Islamist-allied militias in control of the Libyan capital and the country's top religious body on Tuesday rejected U.N.-led talks that have called for a cease-fire in the battered nation.

The announcements reflect the difficulties facing the U.N. envoy to Libya, Bernardino Leon, as he tries to broker a truce amid a deep polarization that has left Libya torn between two rival governments and parliaments.

The statements followed the first round of U.N.-brokered talks between Libya's rival lawmakers held Monday in an attempt to bridge the gap between the warring groups.

The Libya Dawn umbrella group, which is in control of Tripoli and which is affiliated with the militia from the western city of Misrata, said on its Facebook page Tuesday that the only way to end the fighting is to disarm its rivals and hunt down their leaders.

Libya is facing its worst turmoil since the 2011 NATO-backed uprising that toppled longtime dictator Muammar Qaddafi.

The Libya Dawn's recent takeover of Tripoli followed weeks of fighting that forced nearly a quarter million Libyans to flee their homes and prompted an exodus of diplomats and foreigners from the city.  Once in control of the capital, the militias revived the country's outgoing parliament, dominated by Islamist lawmakers.

Meanwhile, Libya's elected -- and internationally recognized -- parliament based in the eastern city of Tobruk wields little influence.

The Tobruk-based assembly has denounced the Libya Dawn, saying the assault on Tripoli is an act of terrorism and passing a resolution to disarm militias controlling the capital.

Shortly after the Libya Dawn statement, the Dar al-Ifta body, which is in charge of issuing religious edicts and which is led by hard-liner al-Sadek al-Gharyani, said that Libya's Muslim "clerics demand the suspension of talks with the Tobruk parliament."

Dar al-Ifta said the suspension was pending a ruling by the country's Supreme Constitutional Court on whether the Tobruk-based, elected parliament has violated the constitution by calling the militias "terrorists and urging for international intervention" in the crisis.

The religious body said no one has "the right to negotiate" with Tobruk-based lawmakers and alleged that they deviated from the principles of Islam and Libya.

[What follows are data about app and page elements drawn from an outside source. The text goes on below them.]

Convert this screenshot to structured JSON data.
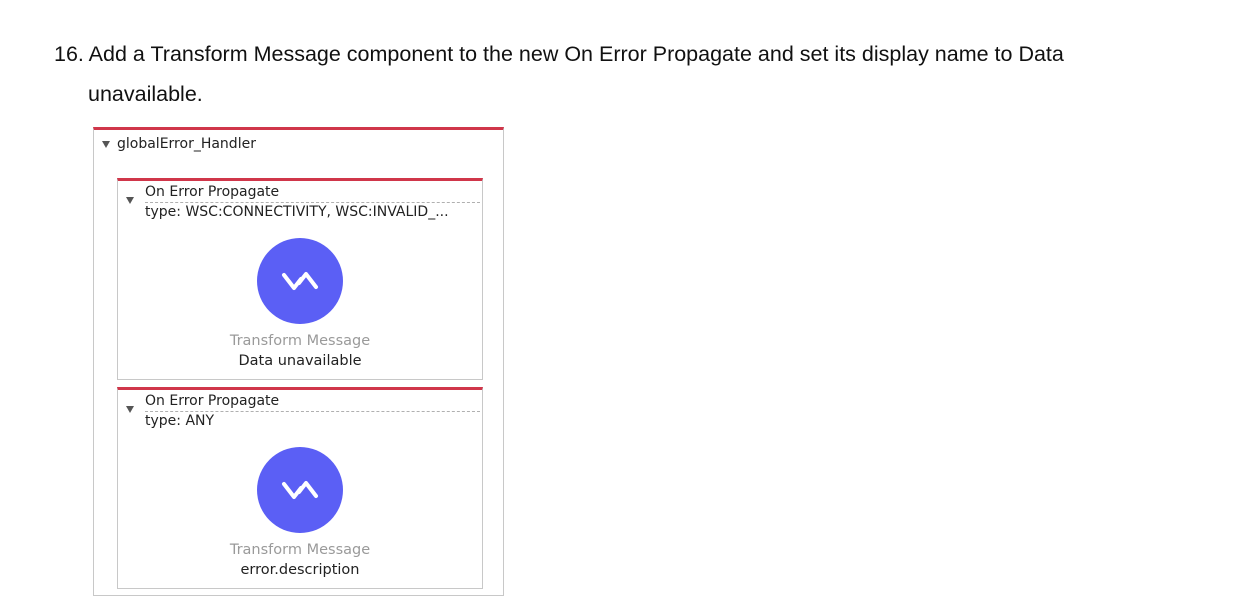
{
  "instruction": {
    "line1": "16. Add a Transform Message component to the new On Error Propagate and set its display name to Data",
    "line2": "unavailable."
  },
  "handler": {
    "name": "globalError_Handler",
    "scopes": [
      {
        "title": "On Error Propagate",
        "type": "type: WSC:CONNECTIVITY, WSC:INVALID_...",
        "component_type": "Transform Message",
        "component_name": "Data unavailable",
        "icon": "transform-message-icon"
      },
      {
        "title": "On Error Propagate",
        "type": "type: ANY",
        "component_type": "Transform Message",
        "component_name": "error.description",
        "icon": "transform-message-icon"
      }
    ]
  },
  "colors": {
    "scope_accent": "#d0364a",
    "component_icon": "#5b5ff5"
  }
}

Libya's 2011 revolt gave rise to a patchwork of heavily armed and increasingly unruly militias, which emerged from the rebel groups that led the uprising against Qaddafi.

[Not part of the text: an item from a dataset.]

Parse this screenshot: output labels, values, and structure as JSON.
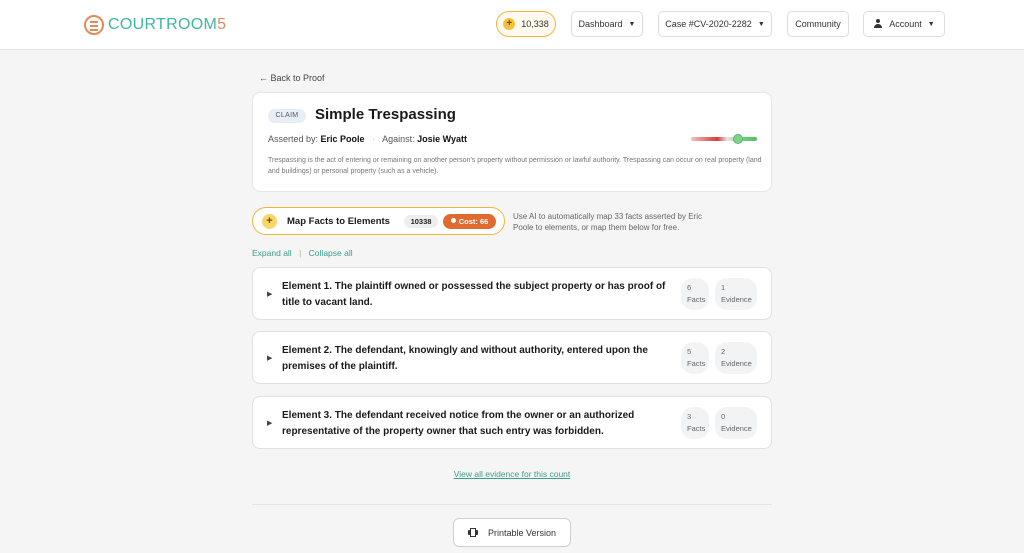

The current crisis is rooted in the successive Libyan governments' dependence on those militias for restoring order in the absence of a strong national army or police force.